In part ten of our continuing series on the fall of Idi Amin’s military government, Timothy Kalyegira writes about who Amin was and how different people described him: -
To most people, Amin was a buffoon, a grown man in his 40s and 50s who spoke with the immature thoughts and incoherence of a child, who could not speak proper English and probably had the IQ of an imbecile.
Because of this image of a buffoonish Amin, Ugandans have never taken the trouble to listen to what he had to say about the killings that took place under his rule.
Before I explain what Amin himself said about the killings, we need to clear this bias against him by giving some background to what some serious international observers thought about him.
In an article in April 1975 in the Nairobi news magazine, the Weekly Review, founded and edited by the journalist Hillary Ng’weno, Amin’s way with world leaders was analyzed. The article titled “A friend of the Arabs”, observed:
“It is true that General Amin is a Muslim, and as such stands a better chance of getting a sympathetic hearing in Arab financial councils than non-Muslim African leaders. But that is not sufficient to explain Gen Amin’s remarkable support with leaders of the Arab world. A better view is to be found in Amin’s own brand of diplomacy, especially his ability to capitalise on the Arab-Israeli conflict.”
During the hostage crisis at Entebbe airport in June 1976, Amin’s bitter enemies, the Israeli intelligence agency Mossad (please note that Amin had fallen out bitterly with Israeli in 1972) wrote a psychological profile of him in order to better understand the leader they were dealing with during these tense days.
The profile, reproduced in William Stevenson’s 1976 book 90 Minutes at Entebbe, read as follows:
“…The hijacking is the most important historic opportunity for him. The whole world is writing about Uganda and about Amin, its president. Important governments negotiate with him, diplomatic messages go back and forth…He is applauded by the hostages and he orders them food and drinks, blankets and sheets…Idi Amin Dada’s mother loved the Bible. In her will she ordered her son to honor the Jewish people…There is no doubt he has the gift of leadership; his control of his soldiers --- most of them from his northern tribes --- comes largely from his tall stature, his great physical strength…and his Fuhrerlike rhetoric.”
If the respected Weekly Review of Nairobi could publish a reasoned, realistic profile of Amin’s international influence in 1975, why do Ugandans remain ignorant of their former leader?
And if one of the world’s most effective intelligence agencies Mossad --- ran by men and women twenty times better educated, more sophisticated, more analytical and internationally traveled than Uganda’s “middle class” --- could write a psychological profile of Amin in 1976 that depicted him as a thinking, influential man with a sound mind and a definite set of foreign and military policies (and yet in 1976 Amin being Israeli’s enemy, Mossad would ordinarily have sought to paint him as negatively as possible), why does the petty-minded Ugandan “elite”, who neither read nor write nor think, persist in viewing Amin as a silly imbecile?
If Amin’s mother taught him to “honour the Jewish people”, as Mossad itself noted in its intelligence report in June 1976, and the Jewish hostages at Entebbe “applauded” Amin, and an economist called Ilan Hartuv, a son to the elderly hostage Doris (“Dora”) Bloch, acted as Amin’s translator at Entebbe, why do we keep on thinking that Amin ordered Dora Bloch’s murder?
Or if he ordered Bloch’s murder, why did the Israeli government, after their raid and her disappearance, remain unusually quiet and not pursue the matter of the murder of a Jew in the way we know Israelis to do historically?
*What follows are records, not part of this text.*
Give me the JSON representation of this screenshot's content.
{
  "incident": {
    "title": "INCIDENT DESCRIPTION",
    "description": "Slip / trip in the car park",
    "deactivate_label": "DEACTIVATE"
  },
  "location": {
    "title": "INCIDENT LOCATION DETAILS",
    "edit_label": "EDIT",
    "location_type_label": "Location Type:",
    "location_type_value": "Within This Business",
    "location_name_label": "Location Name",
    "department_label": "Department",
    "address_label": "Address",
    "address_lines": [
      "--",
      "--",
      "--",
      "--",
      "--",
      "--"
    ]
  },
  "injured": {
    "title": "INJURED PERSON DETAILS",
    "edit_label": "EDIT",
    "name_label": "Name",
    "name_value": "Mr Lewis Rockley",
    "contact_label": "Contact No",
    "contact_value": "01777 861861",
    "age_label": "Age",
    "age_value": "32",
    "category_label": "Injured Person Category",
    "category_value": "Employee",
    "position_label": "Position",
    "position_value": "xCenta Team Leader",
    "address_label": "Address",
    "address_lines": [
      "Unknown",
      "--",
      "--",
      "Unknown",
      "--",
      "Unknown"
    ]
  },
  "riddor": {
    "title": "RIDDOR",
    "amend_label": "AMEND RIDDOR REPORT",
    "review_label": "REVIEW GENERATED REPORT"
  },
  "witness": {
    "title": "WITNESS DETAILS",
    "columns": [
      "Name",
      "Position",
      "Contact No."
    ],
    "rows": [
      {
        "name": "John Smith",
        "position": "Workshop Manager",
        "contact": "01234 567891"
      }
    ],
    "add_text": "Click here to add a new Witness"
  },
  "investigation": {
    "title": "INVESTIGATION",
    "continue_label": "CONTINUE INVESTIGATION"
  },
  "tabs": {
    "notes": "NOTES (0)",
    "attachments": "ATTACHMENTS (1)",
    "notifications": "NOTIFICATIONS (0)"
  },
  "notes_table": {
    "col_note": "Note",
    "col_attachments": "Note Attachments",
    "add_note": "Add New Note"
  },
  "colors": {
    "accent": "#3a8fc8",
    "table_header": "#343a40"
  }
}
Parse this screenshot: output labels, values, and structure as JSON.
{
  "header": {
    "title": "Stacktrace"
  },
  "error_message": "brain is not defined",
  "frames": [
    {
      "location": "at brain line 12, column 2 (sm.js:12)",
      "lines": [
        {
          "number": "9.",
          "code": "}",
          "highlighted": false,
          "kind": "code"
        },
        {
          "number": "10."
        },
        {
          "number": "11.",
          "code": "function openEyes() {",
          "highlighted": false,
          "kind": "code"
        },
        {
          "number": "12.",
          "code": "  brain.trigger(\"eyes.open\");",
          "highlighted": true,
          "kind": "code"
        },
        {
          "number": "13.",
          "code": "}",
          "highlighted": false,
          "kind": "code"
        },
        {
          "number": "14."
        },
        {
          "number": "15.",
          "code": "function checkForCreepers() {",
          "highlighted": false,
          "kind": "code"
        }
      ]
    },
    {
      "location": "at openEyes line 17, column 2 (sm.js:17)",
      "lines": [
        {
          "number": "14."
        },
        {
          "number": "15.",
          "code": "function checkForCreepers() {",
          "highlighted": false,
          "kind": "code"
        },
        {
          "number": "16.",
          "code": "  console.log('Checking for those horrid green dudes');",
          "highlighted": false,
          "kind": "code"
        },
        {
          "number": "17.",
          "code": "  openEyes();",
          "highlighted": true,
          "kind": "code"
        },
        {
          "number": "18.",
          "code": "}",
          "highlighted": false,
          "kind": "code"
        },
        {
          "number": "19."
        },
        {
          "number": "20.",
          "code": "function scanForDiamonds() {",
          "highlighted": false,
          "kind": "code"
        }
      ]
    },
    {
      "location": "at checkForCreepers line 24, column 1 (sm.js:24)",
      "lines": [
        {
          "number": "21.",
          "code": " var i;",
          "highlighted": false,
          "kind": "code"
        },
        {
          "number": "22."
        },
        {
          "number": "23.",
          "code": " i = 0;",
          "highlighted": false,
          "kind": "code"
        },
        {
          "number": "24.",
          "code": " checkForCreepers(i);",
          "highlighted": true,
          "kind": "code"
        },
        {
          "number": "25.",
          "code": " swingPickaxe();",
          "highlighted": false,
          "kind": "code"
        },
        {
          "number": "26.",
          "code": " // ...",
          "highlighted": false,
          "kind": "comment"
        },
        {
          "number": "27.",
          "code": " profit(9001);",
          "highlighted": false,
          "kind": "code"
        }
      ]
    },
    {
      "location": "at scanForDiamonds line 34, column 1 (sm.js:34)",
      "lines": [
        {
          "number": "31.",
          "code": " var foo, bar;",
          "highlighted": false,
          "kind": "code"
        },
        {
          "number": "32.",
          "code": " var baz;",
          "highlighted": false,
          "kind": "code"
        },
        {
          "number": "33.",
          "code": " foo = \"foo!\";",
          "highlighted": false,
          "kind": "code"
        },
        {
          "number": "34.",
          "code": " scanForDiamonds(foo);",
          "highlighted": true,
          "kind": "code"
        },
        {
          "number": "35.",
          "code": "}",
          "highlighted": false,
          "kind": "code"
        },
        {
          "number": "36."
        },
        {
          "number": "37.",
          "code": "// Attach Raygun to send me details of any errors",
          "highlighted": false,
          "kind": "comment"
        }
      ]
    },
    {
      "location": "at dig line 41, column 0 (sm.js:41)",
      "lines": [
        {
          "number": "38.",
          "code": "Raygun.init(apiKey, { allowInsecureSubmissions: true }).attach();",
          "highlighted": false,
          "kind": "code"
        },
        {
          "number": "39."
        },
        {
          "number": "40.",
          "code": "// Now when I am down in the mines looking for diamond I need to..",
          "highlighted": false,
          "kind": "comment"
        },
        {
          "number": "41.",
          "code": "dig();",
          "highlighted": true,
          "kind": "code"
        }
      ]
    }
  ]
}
Why did they never attempt to kidnap Amin from Saudi Arabia or call for him to be brought to stand trial for her murder?
In a March 1, 2009 article in the Daily Monitor, Fred Guweddeko mentioned a former State Research Bureau agent, Mohammad Kabugo, as being the man who confessed to murdering Bloch. This is a sensational statement, if true. And yet for a month and a half since Kabugo’s confession was published, we barely hear a word from Israel asking that Kabugo be flown to Tel-Aviv to stand trial for the murder. Why?
To repeat the running theme of this series, if we are going to understand the truth about Ugandan history, we are going to have to start addressing the question of who Amin was and what he himself said about his rule.
Amin’s personal doctor, Prof. John William Kibukamusoke, was the author of 31 publications.
To this day, one of President Museveni’s senior presidential pilots, some of the consultants in Museveni’s personal security detail, and many of the technicians at the Entebbe Airforce base, are from the Amin era.
If Amin liked to surround himself with such highly skilled and competent people from the start of his rule right until the end, why would he be the same man to cause hundreds of other Ugandan professionals to flee into exile?
Next, we shall get to the most important part of this story, what Amin said, in his own words and statements, about the killings that were blamed on him.
The explanation given by Amin himself about the killings under his rule should help solve the puzzle of the rampant and brutal killings that went on all through 1979 long after Amin and his security apparatus were out of power and had no capacity to cause havoc.